Duration: 8min 30sec Views: 1690 Submitted: 31.10.2019
Category: Bondage
Tags: art+and+sex
X-rated art is, of course, nothing new. Now, though, some of the most revelatory art on sexual themes is being made by women like Bernstein, Betty Tompkins, Juanita McNeely and Joan Semmel, best known for their paintings, and multidisciplinary artists like Schneemann and Valie Export, among others, all of whom have been producing their work for decades to little notice — if not outright persecution — from critics, curators and audiences. Their latent recognition is both a reflection of the political moment and a response to it. For years, they were at best ignored as lurid curiosities, though the reception was occasionally more severe. In , two of the paintings were seized by French customs when Tompkins was shipping them to Paris for a show. It was a career death sentence; even the bravest venues were reluctant — and arguably still are — to exhibit an artist who alienates patrons or the press.

Lets talk about sex (and art)

Sex is Art — Sex is art

Since the beginning of civilization, humans have incorporated sexuality into erotic art, worship, and daily life. There have been cultures and times were explicit references to sexuality were more accepted by societal norms, and times when there have not. However, the repressive view of sexuality espoused by the Church in the Middle Ages, and then the repressed sexuality of the Victorian era have left many in the Western world believing that few if any in the past were willing and able to accept and even revel in their sexuality. Most of us look to the past and think of an era where sexuality was a taboo subject, until the groundbreaking social changes of the 60s and 70s.

The Feminist Pioneers Making Provocative Art About Sex

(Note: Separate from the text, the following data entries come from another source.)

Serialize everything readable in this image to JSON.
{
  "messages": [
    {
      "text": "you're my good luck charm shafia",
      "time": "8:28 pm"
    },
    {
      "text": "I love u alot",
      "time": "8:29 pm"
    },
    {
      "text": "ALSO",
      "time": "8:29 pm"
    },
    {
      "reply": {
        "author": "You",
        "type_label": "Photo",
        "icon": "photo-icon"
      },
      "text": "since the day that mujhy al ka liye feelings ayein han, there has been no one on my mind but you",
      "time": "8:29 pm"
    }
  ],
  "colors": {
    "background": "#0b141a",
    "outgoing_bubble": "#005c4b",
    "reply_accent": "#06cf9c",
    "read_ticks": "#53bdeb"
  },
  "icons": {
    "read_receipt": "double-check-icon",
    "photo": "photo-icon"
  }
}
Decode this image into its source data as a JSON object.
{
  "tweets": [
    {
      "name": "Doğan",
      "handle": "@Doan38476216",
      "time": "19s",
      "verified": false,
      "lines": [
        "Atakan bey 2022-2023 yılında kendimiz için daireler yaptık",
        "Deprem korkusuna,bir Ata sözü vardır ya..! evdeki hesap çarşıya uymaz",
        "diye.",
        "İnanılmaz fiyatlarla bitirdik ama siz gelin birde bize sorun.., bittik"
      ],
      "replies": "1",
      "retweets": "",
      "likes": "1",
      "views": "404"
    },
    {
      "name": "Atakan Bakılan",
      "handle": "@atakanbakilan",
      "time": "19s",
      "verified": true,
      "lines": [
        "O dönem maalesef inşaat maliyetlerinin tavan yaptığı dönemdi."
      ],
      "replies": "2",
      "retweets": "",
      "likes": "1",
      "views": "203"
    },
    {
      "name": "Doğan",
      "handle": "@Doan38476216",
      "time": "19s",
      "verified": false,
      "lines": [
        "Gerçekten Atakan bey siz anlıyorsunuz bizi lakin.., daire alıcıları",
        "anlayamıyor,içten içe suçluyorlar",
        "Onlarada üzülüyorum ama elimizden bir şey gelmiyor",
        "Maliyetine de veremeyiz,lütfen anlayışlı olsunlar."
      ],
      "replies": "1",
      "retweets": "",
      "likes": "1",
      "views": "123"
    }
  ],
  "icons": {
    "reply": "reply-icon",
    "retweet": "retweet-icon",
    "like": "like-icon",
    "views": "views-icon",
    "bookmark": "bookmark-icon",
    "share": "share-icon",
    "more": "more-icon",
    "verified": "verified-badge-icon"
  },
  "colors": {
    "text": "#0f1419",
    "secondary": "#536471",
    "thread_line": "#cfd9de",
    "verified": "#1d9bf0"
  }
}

Koons' marriage to the former porn star 'La Cicciolina' prompted the apparently celebratory Made in Heaven , a series in which the artist's blurring of high art and kitsch focuses on the couple's own sexual relationship. Immediately controversial due to its often explicit nature, the works also marked an unprecedented expansion of the ideas underlying Koons' practice. With Made In Heaven , Koons' characteristic denial of a division between the vulgar and refined squarely confronts social as well as aesthetic expectations. The notion of 'good taste' is examined not only in terms of the art object, but through a questioning of commonly held assumptions regarding love, romance and sexual activity itself. This is perhaps most obvious in the photographic images which, with their kitsch settings and heightened artificiality, are far removed from the raw realism generally associated with pornography.
Culture Trip stands with Black Lives Matter. An example of a work not radical in its time but seen as too explicit for later audiences, The Warren Cup was most likely proudly displayed in a Roman home, but then was considered too deviant for audiences right until the s. Depicting a Greco-Roman practice called pederasty, where young men would take older men as mentors and sexual partners, the what would later be considered homosexual acts depicted on the cup were hidden from public display for centuries before their exhibition, after which they inspired countless gay artists and writers into more radical artworks.